Since 2013, the trust has delivered 22.7 per cent, just half of the 44.5 per cent return from the Japan equities sector, FE figures showed.

Japan, like the rest of Asia, faced considerable market turbulence during the year, but according to company chairman Neil Gaskell, confidence in the country was strong in the first half of the year.

“Numerous risks threaten to derail a still-frail world economy, and Japan will not be immune from the headwinds,” he said. “Divergent monetary policy is a source of uncertainty as more central bankers venture into the unfamiliar territory of negative interest rates.”

Despite this, Mr Gaskell said the board is confident about investing in Japan, committing to the country-specific mandate.

Scott Gallacher, chartered financial planner at Rowley Turton, said: “We tend to prefer wide mandate funds which give the manager a good degree of flexibility to identify the best investment opportunities.

“I’m always disappointed when funds or trusts fundamentally change their investment mandate, especially in a way that significantly narrows the mandate.

“Had the original investors wanted a specific Japanese investment then I’d argue they wouldn’t have invested in a general Asian trust.

Mr Gallacher said: “If you are going to make such a big call by changing the mandate you’d better deliver to your investors, which unfortunately doesn’t seem the case here.

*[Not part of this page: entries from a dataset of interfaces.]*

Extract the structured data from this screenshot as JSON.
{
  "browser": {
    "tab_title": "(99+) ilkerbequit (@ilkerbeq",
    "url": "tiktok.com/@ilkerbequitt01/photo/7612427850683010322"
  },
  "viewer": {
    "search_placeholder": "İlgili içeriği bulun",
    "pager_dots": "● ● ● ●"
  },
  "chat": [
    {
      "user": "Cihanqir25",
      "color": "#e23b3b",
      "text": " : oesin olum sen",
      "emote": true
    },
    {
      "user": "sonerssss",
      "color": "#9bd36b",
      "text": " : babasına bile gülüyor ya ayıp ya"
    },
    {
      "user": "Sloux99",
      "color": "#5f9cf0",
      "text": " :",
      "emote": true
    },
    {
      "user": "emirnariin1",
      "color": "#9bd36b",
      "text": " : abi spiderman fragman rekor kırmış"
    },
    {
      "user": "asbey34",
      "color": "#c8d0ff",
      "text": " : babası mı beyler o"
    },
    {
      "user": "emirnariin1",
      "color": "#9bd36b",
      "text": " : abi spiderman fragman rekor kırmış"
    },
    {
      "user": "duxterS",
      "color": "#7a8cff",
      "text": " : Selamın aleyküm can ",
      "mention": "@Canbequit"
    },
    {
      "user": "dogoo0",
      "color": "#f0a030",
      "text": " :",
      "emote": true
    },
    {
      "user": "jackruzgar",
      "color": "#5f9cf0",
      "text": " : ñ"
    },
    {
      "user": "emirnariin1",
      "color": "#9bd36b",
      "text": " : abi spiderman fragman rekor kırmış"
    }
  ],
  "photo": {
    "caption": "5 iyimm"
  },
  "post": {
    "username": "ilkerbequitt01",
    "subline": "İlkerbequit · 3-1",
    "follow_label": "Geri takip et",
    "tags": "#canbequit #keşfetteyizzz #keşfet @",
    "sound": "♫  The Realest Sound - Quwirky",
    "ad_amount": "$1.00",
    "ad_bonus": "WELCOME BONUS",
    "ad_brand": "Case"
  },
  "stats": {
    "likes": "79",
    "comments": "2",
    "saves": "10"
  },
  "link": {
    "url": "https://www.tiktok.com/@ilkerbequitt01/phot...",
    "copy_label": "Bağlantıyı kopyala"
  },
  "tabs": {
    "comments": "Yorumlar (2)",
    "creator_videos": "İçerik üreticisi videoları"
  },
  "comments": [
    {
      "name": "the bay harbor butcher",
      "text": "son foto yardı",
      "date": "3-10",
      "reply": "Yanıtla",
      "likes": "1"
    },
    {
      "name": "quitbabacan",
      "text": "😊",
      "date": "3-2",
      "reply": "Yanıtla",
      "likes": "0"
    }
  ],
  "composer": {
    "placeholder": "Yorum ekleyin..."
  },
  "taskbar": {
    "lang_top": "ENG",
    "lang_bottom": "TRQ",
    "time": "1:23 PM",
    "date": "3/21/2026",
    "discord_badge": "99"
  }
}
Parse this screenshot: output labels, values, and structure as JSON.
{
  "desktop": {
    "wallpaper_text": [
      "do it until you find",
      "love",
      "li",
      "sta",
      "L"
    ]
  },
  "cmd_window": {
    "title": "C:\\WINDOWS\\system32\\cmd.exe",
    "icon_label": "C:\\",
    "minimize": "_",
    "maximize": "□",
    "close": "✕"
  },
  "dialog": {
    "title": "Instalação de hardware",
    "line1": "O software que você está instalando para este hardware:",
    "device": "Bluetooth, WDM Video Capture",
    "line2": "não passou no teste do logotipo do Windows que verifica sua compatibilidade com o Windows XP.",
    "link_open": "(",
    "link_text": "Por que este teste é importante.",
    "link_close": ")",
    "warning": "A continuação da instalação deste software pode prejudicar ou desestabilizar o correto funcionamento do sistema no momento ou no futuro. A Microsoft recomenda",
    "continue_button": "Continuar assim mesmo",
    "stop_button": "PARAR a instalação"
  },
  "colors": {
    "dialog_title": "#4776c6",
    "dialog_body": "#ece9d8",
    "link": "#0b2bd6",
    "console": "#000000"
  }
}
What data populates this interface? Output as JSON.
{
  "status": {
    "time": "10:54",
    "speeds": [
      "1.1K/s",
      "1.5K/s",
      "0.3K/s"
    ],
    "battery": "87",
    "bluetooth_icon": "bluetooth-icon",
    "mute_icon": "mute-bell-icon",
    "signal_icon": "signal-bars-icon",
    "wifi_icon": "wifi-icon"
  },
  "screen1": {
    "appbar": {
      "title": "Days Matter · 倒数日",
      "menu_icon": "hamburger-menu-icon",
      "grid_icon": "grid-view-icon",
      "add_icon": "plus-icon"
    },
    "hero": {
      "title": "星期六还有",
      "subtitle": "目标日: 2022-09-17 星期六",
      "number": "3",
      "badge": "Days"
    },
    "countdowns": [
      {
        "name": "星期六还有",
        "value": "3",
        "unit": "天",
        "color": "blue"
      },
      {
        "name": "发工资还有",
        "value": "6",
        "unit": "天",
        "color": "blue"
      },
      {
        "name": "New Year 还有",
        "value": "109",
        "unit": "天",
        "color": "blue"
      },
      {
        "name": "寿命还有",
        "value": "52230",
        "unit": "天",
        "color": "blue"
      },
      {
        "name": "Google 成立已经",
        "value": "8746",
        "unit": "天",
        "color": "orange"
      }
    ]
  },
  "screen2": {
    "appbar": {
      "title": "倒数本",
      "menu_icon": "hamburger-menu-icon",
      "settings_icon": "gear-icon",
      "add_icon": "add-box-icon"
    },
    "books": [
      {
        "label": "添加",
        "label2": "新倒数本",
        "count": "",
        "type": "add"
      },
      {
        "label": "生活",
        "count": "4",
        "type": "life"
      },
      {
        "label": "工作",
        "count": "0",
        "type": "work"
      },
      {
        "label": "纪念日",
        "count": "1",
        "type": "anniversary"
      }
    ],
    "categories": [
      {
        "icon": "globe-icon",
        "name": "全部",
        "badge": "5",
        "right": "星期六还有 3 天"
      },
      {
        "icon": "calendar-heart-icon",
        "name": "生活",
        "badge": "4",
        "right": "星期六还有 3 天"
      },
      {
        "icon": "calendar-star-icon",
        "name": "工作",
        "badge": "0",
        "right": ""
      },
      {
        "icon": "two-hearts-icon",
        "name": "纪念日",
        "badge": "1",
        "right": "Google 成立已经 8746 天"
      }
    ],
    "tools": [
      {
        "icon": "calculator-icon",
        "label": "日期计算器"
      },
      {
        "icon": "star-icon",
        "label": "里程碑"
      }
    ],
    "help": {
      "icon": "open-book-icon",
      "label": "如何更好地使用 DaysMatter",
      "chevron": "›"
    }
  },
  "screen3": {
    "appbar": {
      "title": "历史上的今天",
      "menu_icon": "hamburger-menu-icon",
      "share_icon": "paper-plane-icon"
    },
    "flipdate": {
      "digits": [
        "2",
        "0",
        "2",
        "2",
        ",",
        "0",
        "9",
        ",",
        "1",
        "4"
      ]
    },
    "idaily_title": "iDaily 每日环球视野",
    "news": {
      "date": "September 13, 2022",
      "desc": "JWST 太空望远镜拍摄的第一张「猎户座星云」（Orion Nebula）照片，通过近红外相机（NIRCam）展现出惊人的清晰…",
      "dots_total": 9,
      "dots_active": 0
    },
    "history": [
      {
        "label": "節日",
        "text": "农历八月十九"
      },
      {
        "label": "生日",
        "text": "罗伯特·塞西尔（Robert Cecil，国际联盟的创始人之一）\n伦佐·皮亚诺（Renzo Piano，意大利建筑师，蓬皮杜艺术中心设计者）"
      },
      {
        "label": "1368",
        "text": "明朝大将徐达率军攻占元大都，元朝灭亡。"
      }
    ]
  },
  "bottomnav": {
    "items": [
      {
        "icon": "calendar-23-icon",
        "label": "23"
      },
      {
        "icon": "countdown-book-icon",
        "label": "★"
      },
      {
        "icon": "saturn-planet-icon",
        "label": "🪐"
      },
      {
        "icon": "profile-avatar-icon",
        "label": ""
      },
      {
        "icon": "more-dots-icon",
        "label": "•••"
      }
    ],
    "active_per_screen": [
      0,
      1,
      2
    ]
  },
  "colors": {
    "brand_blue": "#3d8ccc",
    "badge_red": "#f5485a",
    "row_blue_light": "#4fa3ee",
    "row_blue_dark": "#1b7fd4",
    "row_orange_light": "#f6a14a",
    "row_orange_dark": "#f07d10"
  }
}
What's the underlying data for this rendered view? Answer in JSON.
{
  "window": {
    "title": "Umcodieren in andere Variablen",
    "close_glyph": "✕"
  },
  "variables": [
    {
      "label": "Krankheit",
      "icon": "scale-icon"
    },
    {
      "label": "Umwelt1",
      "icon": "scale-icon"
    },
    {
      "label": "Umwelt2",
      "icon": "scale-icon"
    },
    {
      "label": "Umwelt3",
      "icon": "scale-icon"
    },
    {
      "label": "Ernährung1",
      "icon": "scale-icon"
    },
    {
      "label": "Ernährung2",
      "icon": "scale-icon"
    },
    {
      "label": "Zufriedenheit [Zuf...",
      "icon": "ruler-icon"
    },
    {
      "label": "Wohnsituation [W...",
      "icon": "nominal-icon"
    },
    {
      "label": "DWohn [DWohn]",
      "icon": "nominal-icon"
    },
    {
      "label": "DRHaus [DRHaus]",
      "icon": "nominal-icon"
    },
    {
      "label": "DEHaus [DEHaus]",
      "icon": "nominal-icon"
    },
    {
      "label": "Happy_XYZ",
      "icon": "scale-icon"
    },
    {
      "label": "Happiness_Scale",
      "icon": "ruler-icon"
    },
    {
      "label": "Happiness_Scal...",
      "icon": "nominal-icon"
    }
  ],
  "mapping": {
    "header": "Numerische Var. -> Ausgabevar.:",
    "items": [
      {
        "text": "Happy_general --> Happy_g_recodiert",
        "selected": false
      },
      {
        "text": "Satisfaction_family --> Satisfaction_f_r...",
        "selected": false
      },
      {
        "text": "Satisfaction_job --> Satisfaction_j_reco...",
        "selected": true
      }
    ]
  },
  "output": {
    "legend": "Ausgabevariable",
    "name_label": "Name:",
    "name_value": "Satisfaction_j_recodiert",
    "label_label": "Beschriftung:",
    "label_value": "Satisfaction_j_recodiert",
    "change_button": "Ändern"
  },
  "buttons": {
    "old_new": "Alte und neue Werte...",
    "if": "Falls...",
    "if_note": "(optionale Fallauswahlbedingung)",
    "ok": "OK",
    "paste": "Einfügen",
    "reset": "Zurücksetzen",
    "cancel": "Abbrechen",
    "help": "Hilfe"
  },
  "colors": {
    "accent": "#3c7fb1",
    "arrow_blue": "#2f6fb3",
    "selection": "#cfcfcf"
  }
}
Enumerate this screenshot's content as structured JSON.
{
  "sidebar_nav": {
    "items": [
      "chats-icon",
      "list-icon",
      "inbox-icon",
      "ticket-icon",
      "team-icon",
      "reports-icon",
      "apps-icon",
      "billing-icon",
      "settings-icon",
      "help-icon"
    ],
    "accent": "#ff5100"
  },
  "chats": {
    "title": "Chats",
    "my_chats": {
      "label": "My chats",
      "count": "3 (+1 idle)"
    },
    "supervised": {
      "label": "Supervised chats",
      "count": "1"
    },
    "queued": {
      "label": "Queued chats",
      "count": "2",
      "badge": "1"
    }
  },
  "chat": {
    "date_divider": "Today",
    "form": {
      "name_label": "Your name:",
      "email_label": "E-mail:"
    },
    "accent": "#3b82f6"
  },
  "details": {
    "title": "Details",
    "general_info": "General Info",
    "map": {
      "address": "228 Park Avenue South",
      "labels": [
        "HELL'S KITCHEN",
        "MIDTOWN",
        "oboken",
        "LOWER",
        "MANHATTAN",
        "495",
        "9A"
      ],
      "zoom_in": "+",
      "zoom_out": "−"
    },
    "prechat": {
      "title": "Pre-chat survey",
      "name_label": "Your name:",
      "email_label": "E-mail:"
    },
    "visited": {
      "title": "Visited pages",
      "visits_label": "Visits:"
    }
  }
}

“Investors need to consider whether they are happy with a Japanese trust in the first place and secondly whether or not there are better Japanese managers out there.”